As described above, the molten salt reactor 10 may include a metallic alloy. This ;an include such alloys as chromium (Cr). In some embodiments, the metallic alloy may nclude iron (Fe), nickel (Ni), manganese (Mn), carbon (C), silicon (Si), niobium (Nb), Itanium (Ti), vanadium (V), phosphorus (P), sulfur (S), molybdenum (Mo) or nitrogen ). In some embodiments, the sacrificial material 512 may be selected so that the lolten salt 30 preferably reacts with the sacrificial material 512. The first electrode 510 lay be an anode, and the sacrificial material 512 may be oxidized by the molten salt 30. he sacrificial material 512 may include at least one substance with a lower redox Dtential than the substances in second electrode 511 , so that the molten salt 30 referably oxidizes the sacrificial material 512. In more preferred embodiments, the icrificial material 512 may be selected that upon oxidation of the sacrificial material 12, only existing substance in the molten salt 30 may be generated. In more preferred mbodiments, the generated substance may be at least one type of actinide.

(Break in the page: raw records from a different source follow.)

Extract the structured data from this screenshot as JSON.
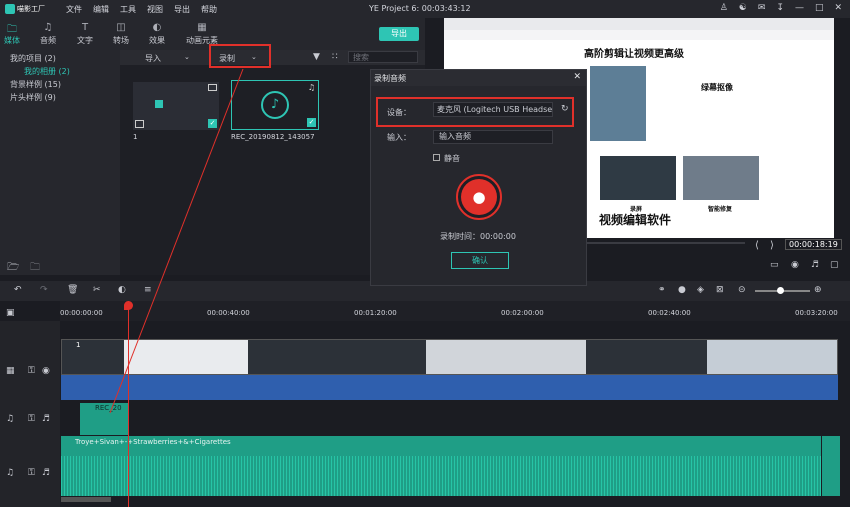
{
  "app": {
    "name": "喵影工厂",
    "window_title": "YE Project 6: 00:03:43:12"
  },
  "menu": [
    "文件",
    "编辑",
    "工具",
    "视图",
    "导出",
    "帮助"
  ],
  "tabs": [
    "媒体",
    "音频",
    "文字",
    "转场",
    "效果",
    "动画元素"
  ],
  "export_label": "导出",
  "library": {
    "items": [
      "我的项目 (2)",
      "我的相册 (2)",
      "背景样例 (15)",
      "片头样例 (9)"
    ]
  },
  "media_bar": {
    "import_label": "导入",
    "record_label": "录制",
    "search_placeholder": "搜索"
  },
  "media_items": [
    {
      "label": "1"
    },
    {
      "label": "REC_20190812_143057"
    }
  ],
  "dialog": {
    "title": "录制音频",
    "device_label": "设备：",
    "device_value": "麦克风 (Logitech USB Headse",
    "input_label": "输入：",
    "input_value": "输入音频",
    "mute_label": "静音",
    "time_label": "录制时间：00:00:00",
    "confirm_label": "确认"
  },
  "preview": {
    "heading": "高阶剪辑让视频更高级",
    "sub1": "绿幕抠像",
    "sub2": "录屏",
    "sub3": "智能修复",
    "big_text": "视频编辑软件",
    "timecode": "00:00:18:19"
  },
  "ruler": [
    "00:00:00:00",
    "00:00:40:00",
    "00:01:20:00",
    "00:02:00:00",
    "00:02:40:00",
    "00:03:20:00"
  ],
  "tracks": {
    "video_clip_label": "1",
    "record_clip_label": "REC_20",
    "music_clip_label": "Troye+Sivan+-+Strawberries+&+Cigarettes"
  },
  "colors": {
    "accent": "#2ec5b4",
    "red": "#e0302a",
    "audio_green": "#1f9e86",
    "audio_blue": "#2f6fd0"
  }
}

In some embodiments, the sacrificial material 512 may include at least one type of Dtinide. As examples, the sacrificial material could include the following actinides: U- 32, U-233, U-234, U-235, U-236, U-238, Th-227, Th-228, Th-229, Th-230, Th-231 , Th- 32, Th-234, Pa-229, Pa-230, Pa-231 , Pa-232, Pa-233, Pa-234, as well as Np, Pu, Am, nd Cm.

As described above, the actinide in the molten salt 30 may be in an oxidation state f zero or higher, for example, the actinide may be Uranium in an oxidation state of 0, 1 , +2, +3, +4, +5, or +6. In certain embodiments, the actinide may be in the form of a alt (e.g., a chloride salt or a fluoride salt).

In some embodiments, the second electrode will be made of steel or some inert etal.

In some embodiments, the reference electrode may be a Standard hydrogen ectrode (SHE), a Normal hydrogen electrode (NHE), a Reversible hydrogen electrode RHE), a Saturated calomel electrode (SCE), a Copper-copper(II) sulfate electrode(CSE), >ilver chloride electrode, a pH-electrode, a Palladium-hydrogen electrode, a Dynamic lydrogen electrode (DHE), or a Mercury-mercurous sulfate electrode).

The following are more comprehensive listings of fission products applicable to the )resent invention. These lists are illustrative and not meant to be exhaustive.

½sion products sufficiently noble to maintain a reduced and insoluble state in molten >alt of the present invention:

• Germanium-72, 73, 74, 76 • Arsenic-75

• Selenium-77, 78, 79, 80, 82

• Yttrium-89

• Zirconium-90 to 96

• Niobium-95

• Molybdenum-95, 97, 98, 100

• Technetium-99

• Ruthenium-101 to 106

• Rhodium- 103

• Palladium- 105 to 1 10

. Silver- 109

• Cadmium- 111 to 1 16

• Indium-1 15

. Tin-1 17 to l26

. Antimony-121 , 123, 124, 125

• Tellurium- 125 to 132

Fission products that will form gaseous products at the operating temperature of the present invention:

• Bromine-81

• Iodine- 127, 129, 131

• Xenon-131 to 136

• Krypton-83, 84, 85, 86

Fission products that will remain in the salt as chloride compounds in addition to Actinide chlorides (Th, Pa, U, Np, Pu, Am, Cm) and carrier salt chlorides(Na, K, Ca) in connection with the present invention:

• Rubidium-85, 87

• Strontium-88, 89, 90

• Caesium-133, 134, 135, 137

• Barium-138, 139, 140 • Lanthanides (lanthanum- 139, cerium-140 to 144, praseodymium-141, 143, neodymium-142 to 146, 148, 150, promethium-147, samarium-149, 151 , 152, 154, europium-153, 154, 155, 156, Gadolinium-155 to 160, Terbium-159, 161 , and Dysprosium-161)

A number of implementations have been described above. Nevertheless, it will be nderstood that various modifications may be made. Accordingly, other implementations re within the scope of the following claims.